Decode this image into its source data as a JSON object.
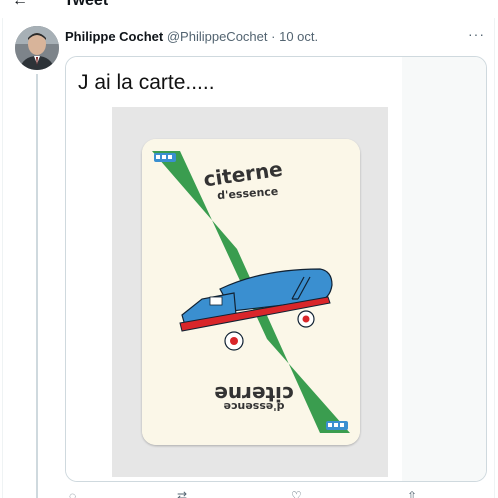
{
  "top_bar": {
    "title": "Tweet",
    "back_icon": "arrow-left-icon"
  },
  "tweet": {
    "author_name": "Philippe Cochet",
    "handle": "@PhilippeCochet",
    "separator": "·",
    "date": "10 oct.",
    "more_label": "···",
    "avatar_icon": "avatar",
    "quote": {
      "text": "J ai la carte.....",
      "card": {
        "label_top_line1": "citerne",
        "label_top_line2": "d'essence",
        "label_bottom_line1": "citerne",
        "label_bottom_line2": "d'essence",
        "colors": {
          "stripe": "#3a9d4f",
          "truck_tank": "#3a8fd0",
          "truck_chassis": "#d9262a"
        }
      }
    },
    "actions": [
      "reply-icon",
      "retweet-icon",
      "like-icon",
      "share-icon"
    ]
  },
  "colors": {
    "accent": "#1d9bf0",
    "border": "#cfd9de",
    "muted": "#536471"
  }
}
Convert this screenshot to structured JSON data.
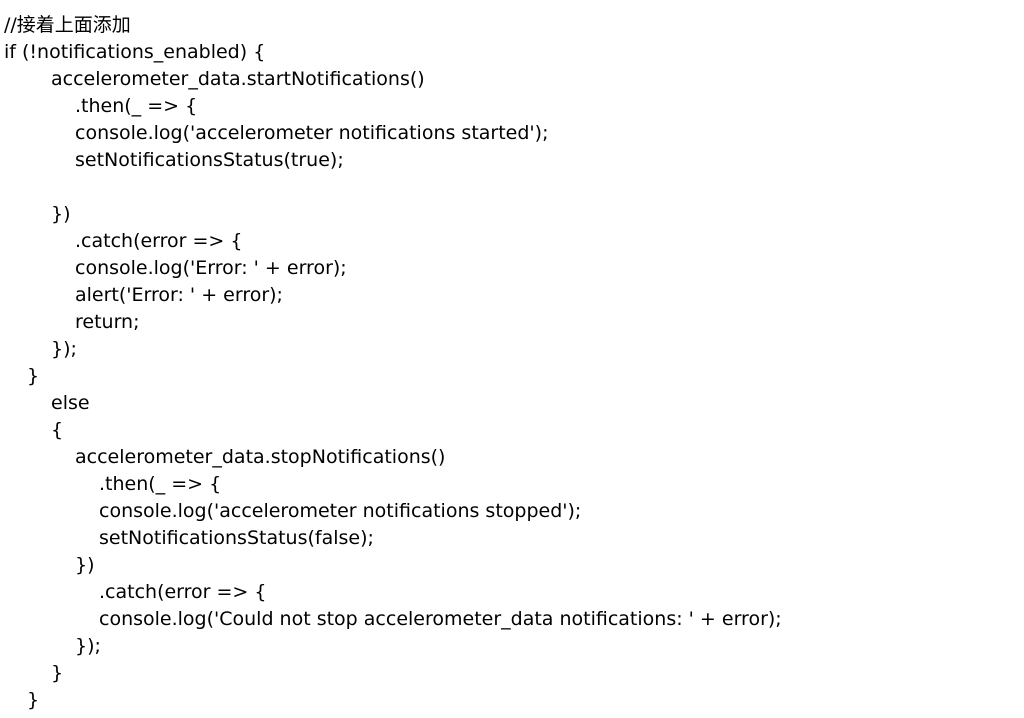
{
  "document": {
    "lines": [
      {
        "indent": 0,
        "text": "//接着上面添加"
      },
      {
        "indent": 0,
        "text": "if (!notifications_enabled) {"
      },
      {
        "indent": 2,
        "text": "accelerometer_data.startNotifications()"
      },
      {
        "indent": 3,
        "text": ".then(_ => {"
      },
      {
        "indent": 3,
        "text": "console.log('accelerometer notifications started');"
      },
      {
        "indent": 3,
        "text": "setNotificationsStatus(true);"
      },
      {
        "indent": 0,
        "text": ""
      },
      {
        "indent": 2,
        "text": "})"
      },
      {
        "indent": 3,
        "text": ".catch(error => {"
      },
      {
        "indent": 3,
        "text": "console.log('Error: ' + error);"
      },
      {
        "indent": 3,
        "text": "alert('Error: ' + error);"
      },
      {
        "indent": 3,
        "text": "return;"
      },
      {
        "indent": 2,
        "text": "});"
      },
      {
        "indent": 1,
        "text": "}"
      },
      {
        "indent": 2,
        "text": "else"
      },
      {
        "indent": 2,
        "text": "{"
      },
      {
        "indent": 3,
        "text": "accelerometer_data.stopNotifications()"
      },
      {
        "indent": 4,
        "text": ".then(_ => {"
      },
      {
        "indent": 4,
        "text": "console.log('accelerometer notifications stopped');"
      },
      {
        "indent": 4,
        "text": "setNotificationsStatus(false);"
      },
      {
        "indent": 3,
        "text": "})"
      },
      {
        "indent": 4,
        "text": ".catch(error => {"
      },
      {
        "indent": 4,
        "text": "console.log('Could not stop accelerometer_data notifications: ' + error);"
      },
      {
        "indent": 3,
        "text": "});"
      },
      {
        "indent": 2,
        "text": "}"
      },
      {
        "indent": 1,
        "text": "}"
      }
    ]
  }
}
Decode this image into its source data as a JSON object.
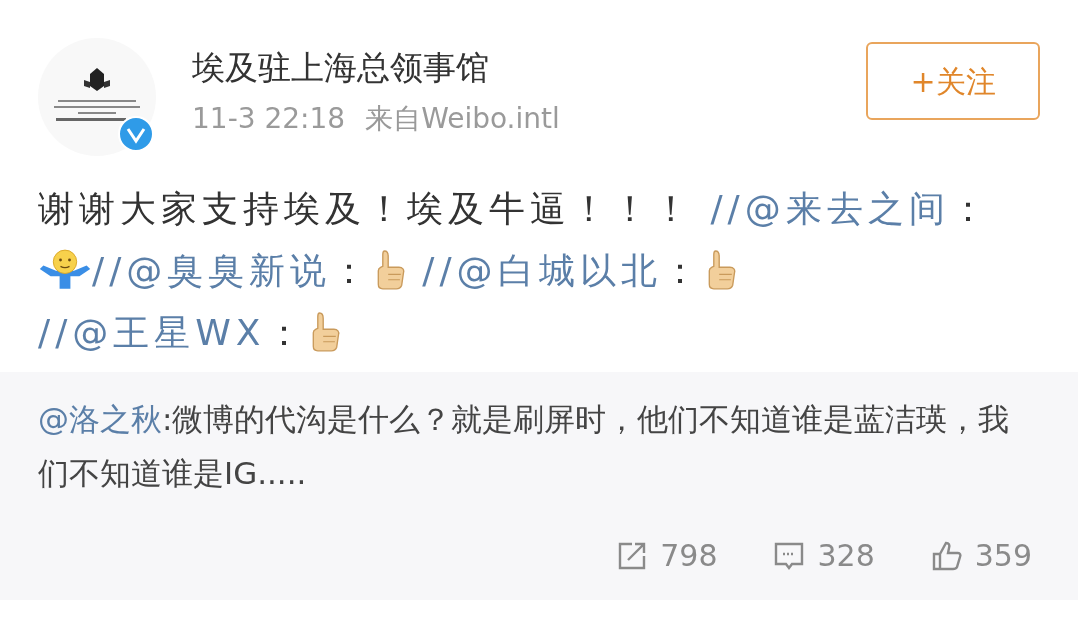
{
  "author": {
    "name": "埃及驻上海总领事馆",
    "verified": true,
    "time": "11-3 22:18",
    "source": "来自Weibo.intl"
  },
  "follow_button": {
    "label": "+关注"
  },
  "post": {
    "segments": [
      {
        "kind": "text",
        "text": "谢谢大家支持埃及！埃及牛逼！！！ "
      },
      {
        "kind": "mention",
        "text": "//@来去之间"
      },
      {
        "kind": "text",
        "text": "："
      },
      {
        "kind": "shrug"
      },
      {
        "kind": "mention",
        "text": "//@臭臭新说"
      },
      {
        "kind": "text",
        "text": "："
      },
      {
        "kind": "thumb"
      },
      {
        "kind": "mention",
        "text": "//@白城以北"
      },
      {
        "kind": "text",
        "text": "："
      },
      {
        "kind": "thumb"
      },
      {
        "kind": "mention",
        "text": "//@王星WX"
      },
      {
        "kind": "text",
        "text": "："
      },
      {
        "kind": "thumb"
      }
    ]
  },
  "repost": {
    "mention": "@洛之秋",
    "text": ":微博的代沟是什么？就是刷屏时，他们不知道谁是蓝洁瑛，我们不知道谁是IG....."
  },
  "stats": [
    {
      "kind": "share",
      "count": "798"
    },
    {
      "kind": "comment",
      "count": "328"
    },
    {
      "kind": "like",
      "count": "359"
    }
  ]
}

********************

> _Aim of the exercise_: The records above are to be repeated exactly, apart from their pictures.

> _Answer space_:
Decode this image into its source data as a JSON object.
{
  "top_bar": {
    "title": "Tweet",
    "back_icon": "arrow-left-icon"
  },
  "tweet": {
    "author_name": "Philippe Cochet",
    "handle": "@PhilippeCochet",
    "separator": "·",
    "date": "10 oct.",
    "more_label": "···",
    "avatar_icon": "avatar",
    "quote": {
      "text": "J ai la carte.....",
      "card": {
        "label_top_line1": "citerne",
        "label_top_line2": "d'essence",
        "label_bottom_line1": "citerne",
        "label_bottom_line2": "d'essence",
        "colors": {
          "stripe": "#3a9d4f",
          "truck_tank": "#3a8fd0",
          "truck_chassis": "#d9262a"
        }
      }
    },
    "actions": [
      "reply-icon",
      "retweet-icon",
      "like-icon",
      "share-icon"
    ]
  },
  "colors": {
    "accent": "#1d9bf0",
    "border": "#cfd9de",
    "muted": "#536471"
  }
}
Convert this screenshot to structured JSON data.
{
  "document": {
    "lines": [
      {
        "indent": 0,
        "text": "//接着上面添加"
      },
      {
        "indent": 0,
        "text": "if (!notifications_enabled) {"
      },
      {
        "indent": 2,
        "text": "accelerometer_data.startNotifications()"
      },
      {
        "indent": 3,
        "text": ".then(_ => {"
      },
      {
        "indent": 3,
        "text": "console.log('accelerometer notifications started');"
      },
      {
        "indent": 3,
        "text": "setNotificationsStatus(true);"
      },
      {
        "indent": 0,
        "text": ""
      },
      {
        "indent": 2,
        "text": "})"
      },
      {
        "indent": 3,
        "text": ".catch(error => {"
      },
      {
        "indent": 3,
        "text": "console.log('Error: ' + error);"
      },
      {
        "indent": 3,
        "text": "alert('Error: ' + error);"
      },
      {
        "indent": 3,
        "text": "return;"
      },
      {
        "indent": 2,
        "text": "});"
      },
      {
        "indent": 1,
        "text": "}"
      },
      {
        "indent": 2,
        "text": "else"
      },
      {
        "indent": 2,
        "text": "{"
      },
      {
        "indent": 3,
        "text": "accelerometer_data.stopNotifications()"
      },
      {
        "indent": 4,
        "text": ".then(_ => {"
      },
      {
        "indent": 4,
        "text": "console.log('accelerometer notifications stopped');"
      },
      {
        "indent": 4,
        "text": "setNotificationsStatus(false);"
      },
      {
        "indent": 3,
        "text": "})"
      },
      {
        "indent": 4,
        "text": ".catch(error => {"
      },
      {
        "indent": 4,
        "text": "console.log('Could not stop accelerometer_data notifications: ' + error);"
      },
      {
        "indent": 3,
        "text": "});"
      },
      {
        "indent": 2,
        "text": "}"
      },
      {
        "indent": 1,
        "text": "}"
      }
    ]
  }
}
Decode this image into its source data as a JSON object.
{
  "author": {
    "name": "埃及驻上海总领事馆",
    "verified": true,
    "time": "11-3 22:18",
    "source": "来自Weibo.intl"
  },
  "follow_button": {
    "label": "+关注"
  },
  "post": {
    "segments": [
      {
        "kind": "text",
        "text": "谢谢大家支持埃及！埃及牛逼！！！ "
      },
      {
        "kind": "mention",
        "text": "//@来去之间"
      },
      {
        "kind": "text",
        "text": "："
      },
      {
        "kind": "shrug"
      },
      {
        "kind": "mention",
        "text": "//@臭臭新说"
      },
      {
        "kind": "text",
        "text": "："
      },
      {
        "kind": "thumb"
      },
      {
        "kind": "mention",
        "text": "//@白城以北"
      },
      {
        "kind": "text",
        "text": "："
      },
      {
        "kind": "thumb"
      },
      {
        "kind": "mention",
        "text": "//@王星WX"
      },
      {
        "kind": "text",
        "text": "："
      },
      {
        "kind": "thumb"
      }
    ]
  },
  "repost": {
    "mention": "@洛之秋",
    "text": ":微博的代沟是什么？就是刷屏时，他们不知道谁是蓝洁瑛，我们不知道谁是IG....."
  },
  "stats": [
    {
      "kind": "share",
      "count": "798"
    },
    {
      "kind": "comment",
      "count": "328"
    },
    {
      "kind": "like",
      "count": "359"
    }
  ]
}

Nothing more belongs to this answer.